■ Activity: Copy each entry below without any change.

Extracted data entries:
-------

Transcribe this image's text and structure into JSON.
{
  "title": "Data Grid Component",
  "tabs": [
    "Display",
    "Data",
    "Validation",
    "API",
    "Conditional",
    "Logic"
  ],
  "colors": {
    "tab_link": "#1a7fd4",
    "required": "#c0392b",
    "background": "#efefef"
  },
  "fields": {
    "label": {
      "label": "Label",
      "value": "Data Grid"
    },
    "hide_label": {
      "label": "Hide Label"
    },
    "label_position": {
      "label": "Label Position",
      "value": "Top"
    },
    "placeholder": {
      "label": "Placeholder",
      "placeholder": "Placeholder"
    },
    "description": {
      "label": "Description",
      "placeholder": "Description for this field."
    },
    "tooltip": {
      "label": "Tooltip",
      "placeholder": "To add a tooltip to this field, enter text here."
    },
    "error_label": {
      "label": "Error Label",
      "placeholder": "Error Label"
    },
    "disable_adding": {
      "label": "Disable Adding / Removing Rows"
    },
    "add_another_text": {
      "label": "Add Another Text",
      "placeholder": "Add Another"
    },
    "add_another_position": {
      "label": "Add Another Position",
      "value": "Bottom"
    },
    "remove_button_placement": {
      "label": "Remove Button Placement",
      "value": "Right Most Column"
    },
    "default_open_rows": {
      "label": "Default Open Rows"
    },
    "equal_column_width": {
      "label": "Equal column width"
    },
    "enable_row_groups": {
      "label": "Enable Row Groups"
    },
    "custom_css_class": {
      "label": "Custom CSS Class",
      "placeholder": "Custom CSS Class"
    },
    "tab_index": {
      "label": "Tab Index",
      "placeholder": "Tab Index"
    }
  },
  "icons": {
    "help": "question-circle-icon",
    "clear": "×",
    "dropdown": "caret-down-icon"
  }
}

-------

■ Final answer:
Transcribe this image's text and structure into JSON.
{
  "title": "Data Grid Component",
  "tabs": [
    "Display",
    "Data",
    "Validation",
    "API",
    "Conditional",
    "Logic"
  ],
  "colors": {
    "tab_link": "#1a7fd4",
    "required": "#c0392b",
    "background": "#efefef"
  },
  "fields": {
    "label": {
      "label": "Label",
      "value": "Data Grid"
    },
    "hide_label": {
      "label": "Hide Label"
    },
    "label_position": {
      "label": "Label Position",
      "value": "Top"
    },
    "placeholder": {
      "label": "Placeholder",
      "placeholder": "Placeholder"
    },
    "description": {
      "label": "Description",
      "placeholder": "Description for this field."
    },
    "tooltip": {
      "label": "Tooltip",
      "placeholder": "To add a tooltip to this field, enter text here."
    },
    "error_label": {
      "label": "Error Label",
      "placeholder": "Error Label"
    },
    "disable_adding": {
      "label": "Disable Adding / Removing Rows"
    },
    "add_another_text": {
      "label": "Add Another Text",
      "placeholder": "Add Another"
    },
    "add_another_position": {
      "label": "Add Another Position",
      "value": "Bottom"
    },
    "remove_button_placement": {
      "label": "Remove Button Placement",
      "value": "Right Most Column"
    },
    "default_open_rows": {
      "label": "Default Open Rows"
    },
    "equal_column_width": {
      "label": "Equal column width"
    },
    "enable_row_groups": {
      "label": "Enable Row Groups"
    },
    "custom_css_class": {
      "label": "Custom CSS Class",
      "placeholder": "Custom CSS Class"
    },
    "tab_index": {
      "label": "Tab Index",
      "placeholder": "Tab Index"
    }
  },
  "icons": {
    "help": "question-circle-icon",
    "clear": "×",
    "dropdown": "caret-down-icon"
  }
}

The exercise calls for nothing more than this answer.